Dyan Cannon’s Dear Cary memoir, covering her life as the 33 years-younger wife of screen legend Cary Grant, has only been out since Sept. 20, and it’s not only landed at No. 17 on the NY Times Best Seller list of hardcover nonfiction, it’s also elicited interest from — where else? — Hollywood.
“We’ve had nibbles for television, but I will not let it be made for TV,” says the actress, who tells us she spent 25 years thinking about writing the book, and six actually penning it. Given her late ex-husband’s place in the firmament of big screen immortals, she won’t consider even cable TV, she insists. “We have heard from [cable]. No, I’m not going to go there.”
Dyan has been questioned at length about her depiction in the book of Grant pushing her to use and love LSD as he did. And she’s been asked about the persistent rumors about his sexuality. She must have seen it all coming when she agreed to a book tour, correct?
“No. I didn’t know they were going to ask me that question,” replies Dyan, speaking of the “Today” show’s Ann Curry broaching the talk of Grant being bisexual or gay. “Of course I was prepared for it. I write about it in the book.

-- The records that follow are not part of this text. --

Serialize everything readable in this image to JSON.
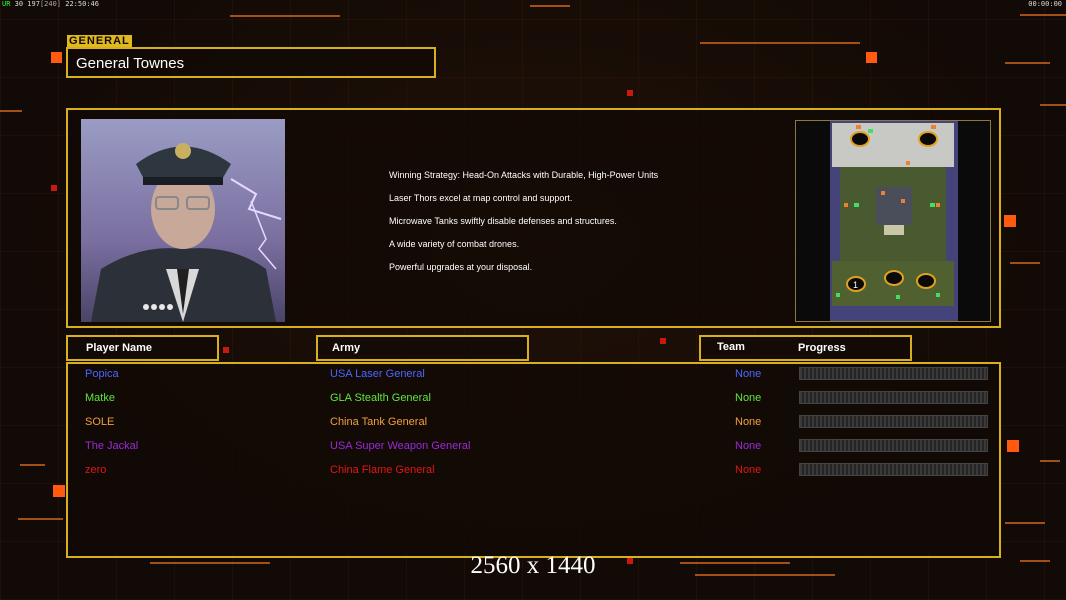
{
  "topbar": {
    "stats_prefix": "UR",
    "stats": "30 197",
    "stats_bracket": "[240]",
    "time": "22:50:46",
    "clock": "00:00:00"
  },
  "general": {
    "tag": "GENERAL",
    "name": "General Townes"
  },
  "strategy": {
    "lines": [
      "Winning Strategy: Head-On Attacks with Durable, High-Power Units",
      "Laser Thors excel at map control and support.",
      "Microwave Tanks swiftly disable defenses and structures.",
      "A wide variety of combat drones.",
      "Powerful upgrades at your disposal."
    ]
  },
  "map": {
    "start_marker": "1"
  },
  "headers": {
    "player_name": "Player Name",
    "army": "Army",
    "team": "Team",
    "progress": "Progress"
  },
  "players": [
    {
      "name": "Popica",
      "army": "USA Laser General",
      "team": "None",
      "color": "#4a66ff"
    },
    {
      "name": "Matke",
      "army": "GLA Stealth General",
      "team": "None",
      "color": "#5ee640"
    },
    {
      "name": "SOLE",
      "army": "China Tank General",
      "team": "None",
      "color": "#f0a040"
    },
    {
      "name": "The Jackal",
      "army": "USA Super Weapon General",
      "team": "None",
      "color": "#9a2ad8"
    },
    {
      "name": "zero",
      "army": "China Flame General",
      "team": "None",
      "color": "#e01818"
    }
  ],
  "resolution": "2560 x 1440",
  "colors": {
    "frame": "#d8b01e",
    "accent": "#ff5a10"
  }
}
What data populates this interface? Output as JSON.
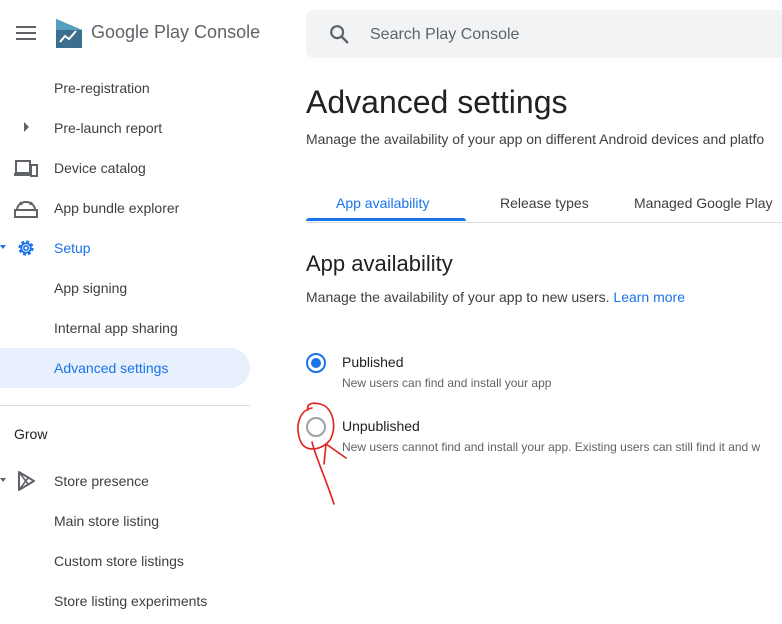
{
  "header": {
    "app_name": "Google Play Console",
    "search_placeholder": "Search Play Console"
  },
  "sidebar": {
    "items": [
      {
        "label": "Pre-registration"
      },
      {
        "label": "Pre-launch report"
      },
      {
        "label": "Device catalog"
      },
      {
        "label": "App bundle explorer"
      },
      {
        "label": "Setup"
      },
      {
        "label": "App signing"
      },
      {
        "label": "Internal app sharing"
      },
      {
        "label": "Advanced settings"
      },
      {
        "label": "Store presence"
      },
      {
        "label": "Main store listing"
      },
      {
        "label": "Custom store listings"
      },
      {
        "label": "Store listing experiments"
      }
    ],
    "section_grow": "Grow"
  },
  "main": {
    "title": "Advanced settings",
    "description": "Manage the availability of your app on different Android devices and platfo",
    "tabs": [
      {
        "label": "App availability"
      },
      {
        "label": "Release types"
      },
      {
        "label": "Managed Google Play"
      }
    ],
    "section_title": "App availability",
    "section_desc": "Manage the availability of your app to new users.",
    "learn_more": "Learn more",
    "options": [
      {
        "label": "Published",
        "description": "New users can find and install your app",
        "selected": true
      },
      {
        "label": "Unpublished",
        "description": "New users cannot find and install your app. Existing users can still find it and w",
        "selected": false
      }
    ]
  },
  "colors": {
    "accent": "#1a73e8",
    "annotation": "#e0201c",
    "active_bg": "#e8f0fe"
  }
}
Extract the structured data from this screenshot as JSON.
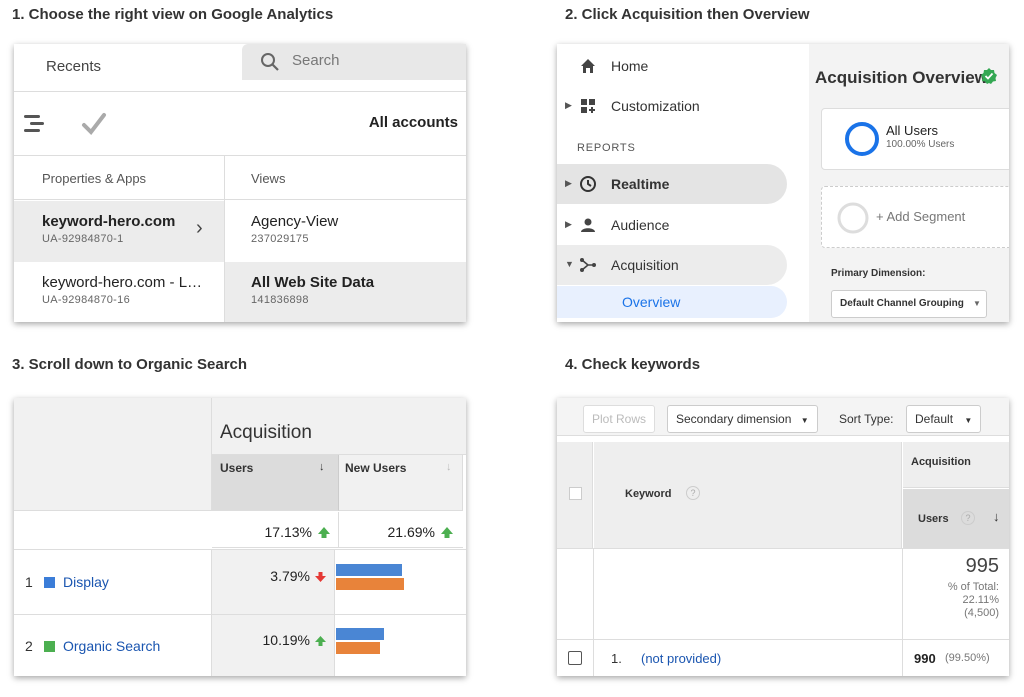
{
  "steps": {
    "s1": "1. Choose the right view on Google Analytics",
    "s2": "2. Click Acquisition then Overview",
    "s3": "3. Scroll down to Organic Search",
    "s4": "4. Check keywords"
  },
  "panel1": {
    "tab_recents": "Recents",
    "search_placeholder": "Search",
    "all_accounts": "All accounts",
    "col_properties": "Properties & Apps",
    "col_views": "Views",
    "properties": [
      {
        "name": "keyword-hero.com",
        "id": "UA-92984870-1"
      },
      {
        "name": "keyword-hero.com - L…",
        "id": "UA-92984870-16"
      }
    ],
    "views": [
      {
        "name": "Agency-View",
        "id": "237029175"
      },
      {
        "name": "All Web Site Data",
        "id": "141836898"
      }
    ],
    "chevron": "›"
  },
  "panel2": {
    "nav": {
      "home": "Home",
      "customization": "Customization",
      "reports_heading": "REPORTS",
      "realtime": "Realtime",
      "audience": "Audience",
      "acquisition": "Acquisition",
      "overview": "Overview"
    },
    "title": "Acquisition Overview",
    "segment_name": "All Users",
    "segment_pct": "100.00% Users",
    "add_segment": "+ Add Segment",
    "primary_dimension_label": "Primary Dimension:",
    "primary_dimension_value": "Default Channel Grouping"
  },
  "panel3": {
    "group_header": "Acquisition",
    "col_users": "Users",
    "col_new_users": "New Users",
    "sort_icon": "↓",
    "total_users": "17.13%",
    "total_new_users": "21.69%",
    "rows": [
      {
        "num": "1",
        "channel": "Display",
        "color": "#3b7dd8",
        "change": "3.79%",
        "trend": "down",
        "bar_blue": 0.54,
        "bar_orange": 0.56
      },
      {
        "num": "2",
        "channel": "Organic Search",
        "color": "#4caf50",
        "change": "10.19%",
        "trend": "up",
        "bar_blue": 0.39,
        "bar_orange": 0.36
      }
    ]
  },
  "panel4": {
    "plot_rows": "Plot Rows",
    "secondary_dimension": "Secondary dimension",
    "sort_type_label": "Sort Type:",
    "sort_type_value": "Default",
    "col_keyword": "Keyword",
    "col_group": "Acquisition",
    "col_users": "Users",
    "total_value": "995",
    "total_pct_label": "% of Total:",
    "total_pct": "22.11%",
    "total_abs": "(4,500)",
    "row_num": "1.",
    "row_keyword": "(not provided)",
    "row_users": "990",
    "row_pct": "(99.50%)",
    "help": "?"
  }
}
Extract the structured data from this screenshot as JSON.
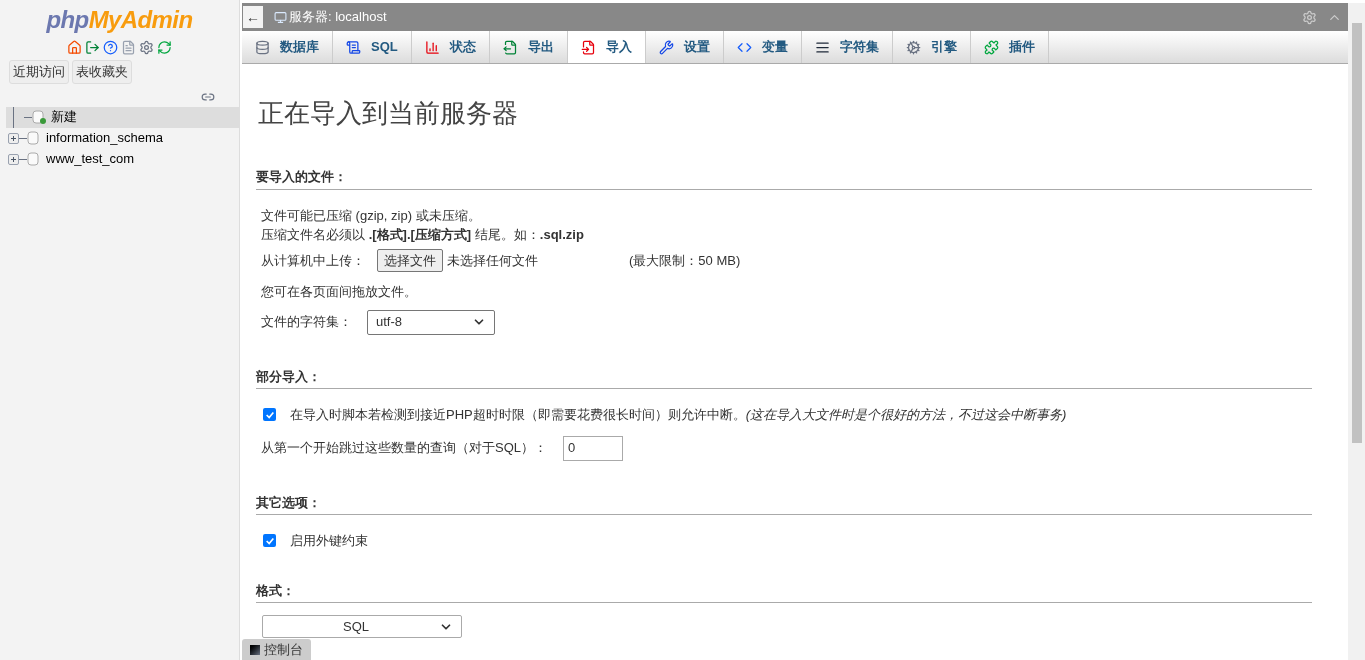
{
  "logo": {
    "part1": "php",
    "part2": "MyAdmin"
  },
  "sidebar_buttons": [
    "近期访问",
    "表收藏夹"
  ],
  "tree": [
    {
      "label": "新建",
      "kind": "new",
      "selected": true
    },
    {
      "label": "information_schema",
      "kind": "db",
      "selected": false,
      "expanded": false
    },
    {
      "label": "www_test_com",
      "kind": "db",
      "selected": false,
      "expanded": false
    }
  ],
  "server_bar": {
    "collapse": "←",
    "title": "服务器: localhost"
  },
  "tabs": [
    {
      "label": "数据库",
      "kind": "db",
      "selected": false
    },
    {
      "label": "SQL",
      "kind": "sql",
      "selected": false
    },
    {
      "label": "状态",
      "kind": "status",
      "selected": false
    },
    {
      "label": "导出",
      "kind": "export",
      "selected": false
    },
    {
      "label": "导入",
      "kind": "import",
      "selected": true
    },
    {
      "label": "设置",
      "kind": "settings",
      "selected": false
    },
    {
      "label": "变量",
      "kind": "vars",
      "selected": false
    },
    {
      "label": "字符集",
      "kind": "charset",
      "selected": false
    },
    {
      "label": "引擎",
      "kind": "engine",
      "selected": false
    },
    {
      "label": "插件",
      "kind": "plugin",
      "selected": false
    }
  ],
  "page_title": "正在导入到当前服务器",
  "file_section": {
    "heading": "要导入的文件：",
    "note1": "文件可能已压缩 (gzip, zip) 或未压缩。",
    "note2": "压缩文件名必须以 **.[格式].[压缩方式]** 结尾。如：**.sql.zip**",
    "upload_label": "从计算机中上传：",
    "choose_button": "选择文件",
    "no_file": "未选择任何文件",
    "max_size": "(最大限制：50 MB)",
    "drag_note": "您可在各页面间拖放文件。",
    "charset_label": "文件的字符集：",
    "charset_value": "utf-8"
  },
  "partial_section": {
    "heading": "部分导入：",
    "allow_interrupt": {
      "checked": true,
      "label": "在导入时脚本若检测到接近PHP超时时限（即需要花费很长时间）则允许中断。*(这在导入大文件时是个很好的方法，不过这会中断事务)*"
    },
    "skip_label": "从第一个开始跳过这些数量的查询（对于SQL）：",
    "skip_value": "0"
  },
  "other_section": {
    "heading": "其它选项：",
    "foreign_keys": {
      "checked": true,
      "label": "启用外键约束"
    }
  },
  "format_section": {
    "heading": "格式：",
    "format_value": "SQL"
  },
  "console": {
    "label": "控制台"
  }
}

I never saw any evidence to make me think that might be so. We were too busy mmm mmm mmm,” as she puts it.
As far as the “mind-expanding” hallucinogenic drug of which Grant was an open proponent, Dyan considers her terrible experience (that ended in hospitalization) an object lesson. “If you have to go against something you know intrinsically is wrong for you in order to keep a relationship, there’s something wrong with the relationship….I was a baby. I didn’t understand. I just wanted to make him happy.”
Dyan is soon to head to the U.K. on the next leg of her book tour, returning to the land of Grant’s sad childhood. If response there mirrors what she’s experienced Stateside so far, she’ll be thrilled.
“People have told me that it’s life-changing,” she says with a tone of surprise. “People have said that they’re looking at relationships differently. So many are afraid to love again if they get their hearts broken.” She also says, “I really wrestled with what to put in and what to take out, and I wanted to write a book that was helpful. My goal was just to make sure that the love for Cary wasn’t dampened by anything I went through.”